The CDC advises women to get a booster shot with each pregnancy. The American College of Obstetricians and Gynecologists recommends pregnant mothers get the Tdap vaccine during the third trimester. According to the CDC, this vaccine prevents about 78% of whooping cough cases and 90% of hospitalizations in babies under 2 months.

Is the bacteria mutating?

In 2019, CDC researchers found that the bacteria that causes whooping cough have changed over time, which could make current vaccines less protective than before.

“It is unclear what effect, if any, these changes have on the effectiveness of the vaccine,” Reed explained.

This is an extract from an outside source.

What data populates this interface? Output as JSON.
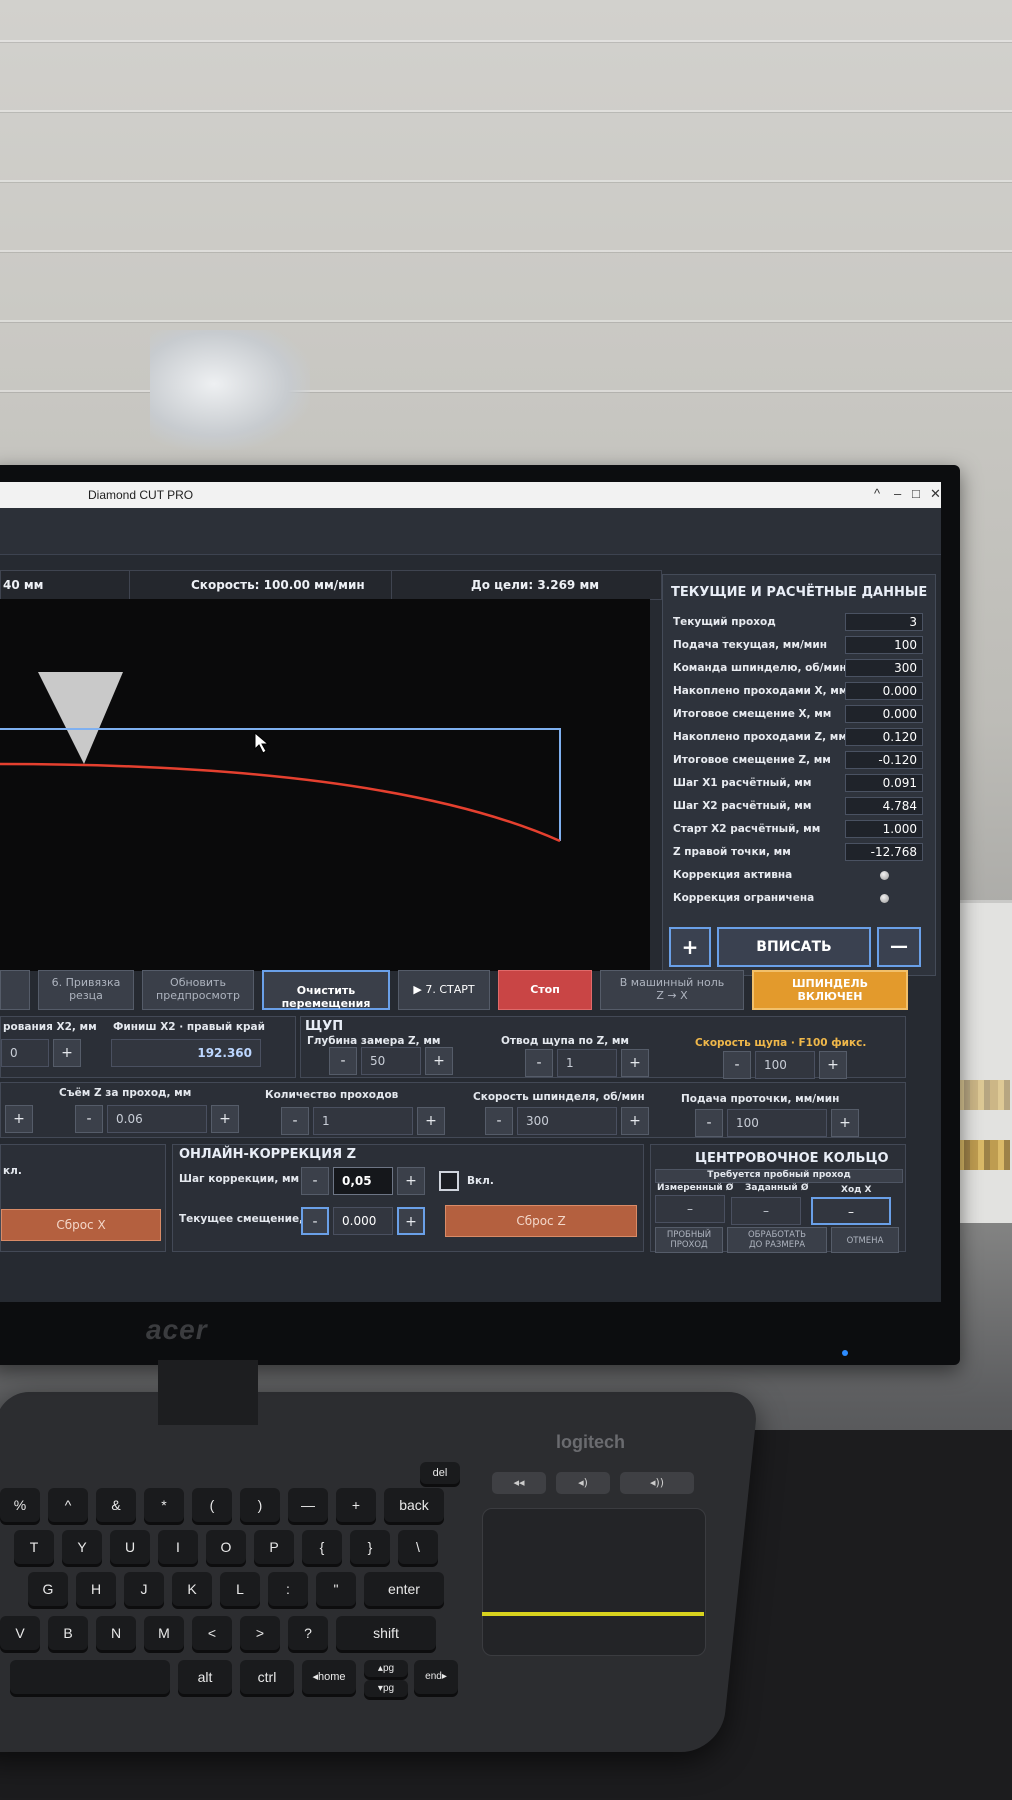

Schaffner said vaccines continue to offer significant protection and are currently the best method of protection.

“It's not like the flu. It mutates very slowly and these strains are sufficiently related to each other, so the vaccine still works,” she stated.

The flu virus mutates quickly, as does the coronavirus, so vaccines against these diseases must be updated every year. The DTPa and Tdap vaccines are not reformulated.

The current outbreaks are not cause for alarm, but parents of newborns should know the best ways to protect their children.

“It will not become a pandemic because we have a highly vaccinated population,” Schaffner said. “However, let's make sure that pregnant women get vaccinated, that babies get vaccinated on schedule, and that the rest of us get vaccinated against Tdap every 10 years.”